Results of Bloomington-based Phi Delta Kappa’s annual Poll of the Public’s Attitudes Toward the Public Schools were released this week, and they were, as usual, interesting.
Much of the news coverage focused on the fact that only 34 percent of the public gave President Obama a grade of A or B for his education policies, compared with 45 percent last year. But there wasn’t a lot of evidence that the public knows what the president’s education policies are.
In fact, only 20 percent of respondents were aware that any federal stimulus money went for education when the American Recovery and Reinvestment Act allocated $100 billion for schools.

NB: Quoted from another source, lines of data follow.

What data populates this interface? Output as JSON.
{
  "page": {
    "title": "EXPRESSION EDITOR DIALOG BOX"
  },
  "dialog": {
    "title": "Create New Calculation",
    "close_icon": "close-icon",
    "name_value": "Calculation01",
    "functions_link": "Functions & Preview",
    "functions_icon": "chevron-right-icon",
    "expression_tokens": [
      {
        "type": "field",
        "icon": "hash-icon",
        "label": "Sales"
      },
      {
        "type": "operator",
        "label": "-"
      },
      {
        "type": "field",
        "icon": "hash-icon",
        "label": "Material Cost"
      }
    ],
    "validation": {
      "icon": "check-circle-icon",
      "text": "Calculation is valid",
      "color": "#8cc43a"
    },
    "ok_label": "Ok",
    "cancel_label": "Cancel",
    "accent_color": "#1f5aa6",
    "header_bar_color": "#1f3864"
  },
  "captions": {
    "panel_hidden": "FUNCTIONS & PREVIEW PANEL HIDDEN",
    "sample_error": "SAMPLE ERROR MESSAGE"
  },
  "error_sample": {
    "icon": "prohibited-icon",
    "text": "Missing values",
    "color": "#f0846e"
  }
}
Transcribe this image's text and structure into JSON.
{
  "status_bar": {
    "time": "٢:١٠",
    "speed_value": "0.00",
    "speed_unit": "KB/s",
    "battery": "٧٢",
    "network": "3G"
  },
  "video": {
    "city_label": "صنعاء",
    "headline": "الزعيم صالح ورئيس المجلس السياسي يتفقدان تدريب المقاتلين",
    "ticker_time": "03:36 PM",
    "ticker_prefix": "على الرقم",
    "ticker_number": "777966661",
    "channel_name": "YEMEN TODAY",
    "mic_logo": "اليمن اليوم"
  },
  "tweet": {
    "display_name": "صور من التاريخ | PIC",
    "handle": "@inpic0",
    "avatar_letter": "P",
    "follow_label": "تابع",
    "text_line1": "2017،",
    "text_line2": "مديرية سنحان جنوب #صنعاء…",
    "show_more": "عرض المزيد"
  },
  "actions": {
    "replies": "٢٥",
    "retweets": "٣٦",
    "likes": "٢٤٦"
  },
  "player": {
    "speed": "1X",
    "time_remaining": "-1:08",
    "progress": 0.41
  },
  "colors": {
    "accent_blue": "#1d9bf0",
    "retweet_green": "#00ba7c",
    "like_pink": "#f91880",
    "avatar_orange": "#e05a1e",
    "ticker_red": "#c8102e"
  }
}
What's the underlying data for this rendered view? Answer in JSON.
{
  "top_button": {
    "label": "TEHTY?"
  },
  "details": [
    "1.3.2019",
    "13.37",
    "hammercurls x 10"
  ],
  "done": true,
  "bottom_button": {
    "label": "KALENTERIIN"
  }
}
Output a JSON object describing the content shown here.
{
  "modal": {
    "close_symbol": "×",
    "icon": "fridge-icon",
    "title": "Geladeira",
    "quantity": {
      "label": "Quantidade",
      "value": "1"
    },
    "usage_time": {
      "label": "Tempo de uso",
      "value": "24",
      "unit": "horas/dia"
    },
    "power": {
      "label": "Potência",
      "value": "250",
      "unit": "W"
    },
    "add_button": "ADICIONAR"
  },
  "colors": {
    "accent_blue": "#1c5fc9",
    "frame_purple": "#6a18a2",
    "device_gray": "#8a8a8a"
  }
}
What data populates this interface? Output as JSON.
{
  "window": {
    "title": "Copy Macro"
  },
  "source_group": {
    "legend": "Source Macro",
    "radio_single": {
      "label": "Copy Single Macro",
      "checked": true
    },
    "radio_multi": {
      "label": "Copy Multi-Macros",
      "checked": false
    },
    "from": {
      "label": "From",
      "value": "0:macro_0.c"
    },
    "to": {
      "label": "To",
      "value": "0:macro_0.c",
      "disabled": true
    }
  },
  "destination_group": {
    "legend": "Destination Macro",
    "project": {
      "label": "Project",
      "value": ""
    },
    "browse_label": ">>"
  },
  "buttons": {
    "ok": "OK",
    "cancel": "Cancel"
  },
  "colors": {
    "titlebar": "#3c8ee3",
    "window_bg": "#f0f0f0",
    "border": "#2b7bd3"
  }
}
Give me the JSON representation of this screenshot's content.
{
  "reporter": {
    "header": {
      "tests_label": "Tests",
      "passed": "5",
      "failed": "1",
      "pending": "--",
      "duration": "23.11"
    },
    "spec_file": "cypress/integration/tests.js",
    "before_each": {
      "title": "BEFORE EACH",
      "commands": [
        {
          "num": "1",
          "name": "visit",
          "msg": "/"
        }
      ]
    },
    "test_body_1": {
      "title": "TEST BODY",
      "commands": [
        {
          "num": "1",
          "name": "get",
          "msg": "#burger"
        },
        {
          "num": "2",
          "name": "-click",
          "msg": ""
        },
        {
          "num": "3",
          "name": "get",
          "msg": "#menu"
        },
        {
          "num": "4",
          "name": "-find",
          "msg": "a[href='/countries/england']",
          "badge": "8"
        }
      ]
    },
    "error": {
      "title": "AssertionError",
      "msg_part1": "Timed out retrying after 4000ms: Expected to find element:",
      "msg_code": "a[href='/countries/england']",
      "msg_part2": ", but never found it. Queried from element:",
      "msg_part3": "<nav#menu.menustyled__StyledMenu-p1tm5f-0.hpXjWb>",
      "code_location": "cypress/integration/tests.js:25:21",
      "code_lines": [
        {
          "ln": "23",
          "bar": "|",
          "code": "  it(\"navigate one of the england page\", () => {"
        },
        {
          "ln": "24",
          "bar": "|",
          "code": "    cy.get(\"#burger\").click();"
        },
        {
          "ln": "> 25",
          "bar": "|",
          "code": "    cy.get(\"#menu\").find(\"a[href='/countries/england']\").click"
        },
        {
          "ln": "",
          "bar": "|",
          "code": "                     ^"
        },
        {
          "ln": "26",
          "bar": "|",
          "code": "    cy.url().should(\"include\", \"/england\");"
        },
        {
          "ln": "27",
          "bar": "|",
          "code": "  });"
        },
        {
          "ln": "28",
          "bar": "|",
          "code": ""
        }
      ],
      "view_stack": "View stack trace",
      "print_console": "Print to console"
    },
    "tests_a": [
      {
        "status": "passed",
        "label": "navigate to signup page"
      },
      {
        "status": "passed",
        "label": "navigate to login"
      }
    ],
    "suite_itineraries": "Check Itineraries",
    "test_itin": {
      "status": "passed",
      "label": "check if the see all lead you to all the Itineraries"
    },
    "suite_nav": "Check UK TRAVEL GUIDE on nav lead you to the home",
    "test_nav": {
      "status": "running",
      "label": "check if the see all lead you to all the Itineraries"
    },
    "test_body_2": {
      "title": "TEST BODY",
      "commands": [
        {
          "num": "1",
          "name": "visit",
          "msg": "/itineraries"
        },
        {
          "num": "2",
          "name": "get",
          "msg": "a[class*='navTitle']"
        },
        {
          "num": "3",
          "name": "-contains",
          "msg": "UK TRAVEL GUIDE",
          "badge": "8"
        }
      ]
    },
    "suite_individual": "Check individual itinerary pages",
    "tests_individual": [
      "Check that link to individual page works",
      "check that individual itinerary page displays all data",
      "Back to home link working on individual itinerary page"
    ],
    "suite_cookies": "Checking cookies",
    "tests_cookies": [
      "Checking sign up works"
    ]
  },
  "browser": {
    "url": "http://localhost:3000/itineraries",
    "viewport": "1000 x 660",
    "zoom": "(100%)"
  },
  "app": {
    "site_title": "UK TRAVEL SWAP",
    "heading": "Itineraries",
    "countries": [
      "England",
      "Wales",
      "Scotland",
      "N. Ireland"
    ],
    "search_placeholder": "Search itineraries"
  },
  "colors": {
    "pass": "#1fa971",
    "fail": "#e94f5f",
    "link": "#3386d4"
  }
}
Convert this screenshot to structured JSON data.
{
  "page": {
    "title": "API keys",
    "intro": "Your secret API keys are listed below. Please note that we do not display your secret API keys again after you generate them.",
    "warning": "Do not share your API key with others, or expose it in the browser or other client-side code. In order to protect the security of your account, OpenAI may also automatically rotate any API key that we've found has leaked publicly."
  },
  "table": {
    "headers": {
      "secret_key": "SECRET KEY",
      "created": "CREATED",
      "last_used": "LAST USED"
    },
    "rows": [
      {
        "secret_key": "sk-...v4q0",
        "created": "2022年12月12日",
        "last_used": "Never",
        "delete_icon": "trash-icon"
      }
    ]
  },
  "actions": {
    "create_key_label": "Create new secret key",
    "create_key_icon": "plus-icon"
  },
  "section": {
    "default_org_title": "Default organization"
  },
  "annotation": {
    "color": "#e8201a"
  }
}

The public claimed teacher effectiveness is the No. 1 issue facing the schools, putting it in synch with the Obama administration. The poll also found increasing support for charter schools, an administration priority.
But respondents did seem to disagree with the administration’s “school turnaround” approach, which prescribes closing failing schools or removing principals and/or teachers. While the public supported rigorous evaluation of teachers, 60 percent said the purpose should be to help teachers improve, while only 26 percent said evaluations should be used to fire ineffective teachers and 13 percent to set teacher salaries.
As usual, the survey found that people gave much higher grades to schools in their own communities – and especially to their children’s schools – than to the “nation’s schools.” But all the schools, like all the children, can’t be above average. “The great challenge is that Americans like the schools they know, even if they’re not all terrific schools,” PDK executive director William Bushaw told the Bloomington Herald-Times (subscription required).
How do we know when teachers are effective?
Citing the case of Jackie Macal, the teacher at Bloomington’s Batchelor Middle School who won state recognition for her accomplishments but was (temporarily) on a layoff list, they wade into the question of whether teacher retention should be based on effectiveness rather than seniority.
“But the correct answer to what makes a teacher effective or what constitutes effective teaching is, ‘We don’t really know,’” Harris and Smith write. “But we do know that teaching is complicated, involves interactive relationships, and can’t be well described by a single number, not even when that number derives from two administrations of a test and the subsequent mathematical legerdemain associated with the various value-added models of judging teacher effectiveness.”
Duncan: disclose more information
U.S. Secretary of Education Arne Duncan, meanwhile, called for disclosing more information from whatever measures we do have of teacher effectiveness. Speaking at an event hosted by the University of Arkansas, he said making public teacher-specific data on student performance would be valuable to both teachers and parents.
Duncan “said his remarks were prompted by a Los Angeles Times series analyzing teacher performance,” according to Education Week. “The newspaper took seven years of student test data from Los Angeles and developed a ‘value-added’ analysis to show which third through fifth grade teachers were making the most gains.”
Duncan added, according to Education Week, “If it was up to me and the law allowed it, I would put out student attendance data and hold parents accountable.” That would apparently require repealing, or at least seriously amending, FERPA, the Family Educational Rights and Privacy Act, which generally prohibits disclosing most information about individual students.
Friedman on charter schools
This item was almost titled “Tom Friedman drinks the Kool-Aid.” But this is a serious blog, right? So let’s try to tell the story straight.
Friedman, the New York Times columnist and best-selling author (The World is Flat, etc.), wrote this week about the bottom-up movement that is transforming education in the U.S. “From the explosion of new charter schools to the new teachers’ union contract in D.C., which will richly reward public school teachers who get their students to improve faster and weed out those who don’t, Americans are finally taking their education crisis seriously,” he says.
The focus of his column is Waiting for Superman, a film by Davis Guggenheim, the director of Al Gore’s An Inconvenient Truth, which profiles the highly regarded Harlem Children’s Zone and other school-reform efforts. Guggenheim confesses guilt at driving his children past three public schools to attend a private school because of “my fear of sending them to a failing school.” One wonders how much time he spent in those public schools to determine they were “failing.”
Friedman, who will speak this fall at Indiana University, writes that “we know what works” and points to Harlem Children’s Zone, KIPP charter schools and the in-your-face leadership style of the New York and Washington, D.C., school chancellors. He also praises “quiet heroism of millions of public and charter school teachers and parents who do put kids first by implementing the best ideas, and in so doing make their schools just a little bit better and more accountable every day.”